### MATERIALS PROVIDED ###

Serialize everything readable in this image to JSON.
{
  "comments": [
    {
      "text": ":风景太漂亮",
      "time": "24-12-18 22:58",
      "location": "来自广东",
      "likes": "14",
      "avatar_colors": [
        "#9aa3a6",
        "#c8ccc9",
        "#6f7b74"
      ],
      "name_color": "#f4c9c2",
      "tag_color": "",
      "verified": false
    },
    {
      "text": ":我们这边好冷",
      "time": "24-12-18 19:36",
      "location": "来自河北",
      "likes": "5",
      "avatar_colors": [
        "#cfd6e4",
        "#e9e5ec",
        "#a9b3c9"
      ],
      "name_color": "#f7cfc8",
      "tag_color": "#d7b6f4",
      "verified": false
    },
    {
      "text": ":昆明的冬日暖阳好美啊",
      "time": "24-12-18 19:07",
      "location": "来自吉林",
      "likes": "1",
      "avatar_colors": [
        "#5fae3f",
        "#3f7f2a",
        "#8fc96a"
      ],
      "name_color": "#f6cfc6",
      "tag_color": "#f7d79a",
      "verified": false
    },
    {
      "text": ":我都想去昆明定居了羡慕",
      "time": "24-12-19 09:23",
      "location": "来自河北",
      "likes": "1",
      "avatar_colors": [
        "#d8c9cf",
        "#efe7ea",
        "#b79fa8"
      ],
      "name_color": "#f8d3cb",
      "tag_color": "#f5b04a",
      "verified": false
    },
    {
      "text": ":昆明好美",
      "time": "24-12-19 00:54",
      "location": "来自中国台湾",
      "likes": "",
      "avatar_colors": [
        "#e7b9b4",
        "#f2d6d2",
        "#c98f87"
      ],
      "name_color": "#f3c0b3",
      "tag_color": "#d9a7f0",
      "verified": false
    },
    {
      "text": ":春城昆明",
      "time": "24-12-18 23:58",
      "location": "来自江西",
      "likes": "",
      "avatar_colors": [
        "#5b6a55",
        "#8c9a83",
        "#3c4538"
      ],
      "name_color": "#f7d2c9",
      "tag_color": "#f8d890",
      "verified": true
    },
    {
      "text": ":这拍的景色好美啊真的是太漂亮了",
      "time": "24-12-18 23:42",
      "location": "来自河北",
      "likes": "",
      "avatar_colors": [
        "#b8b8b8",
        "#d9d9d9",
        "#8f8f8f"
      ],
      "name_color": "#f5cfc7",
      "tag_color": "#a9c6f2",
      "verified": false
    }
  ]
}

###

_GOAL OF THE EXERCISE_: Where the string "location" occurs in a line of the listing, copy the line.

_YOUR SOLUTION_:
      "location": "来自广东",
      "location": "来自河北",
      "location": "来自吉林",
      "location": "来自河北",
      "location": "来自中国台湾",
      "location": "来自江西",
      "location": "来自河北",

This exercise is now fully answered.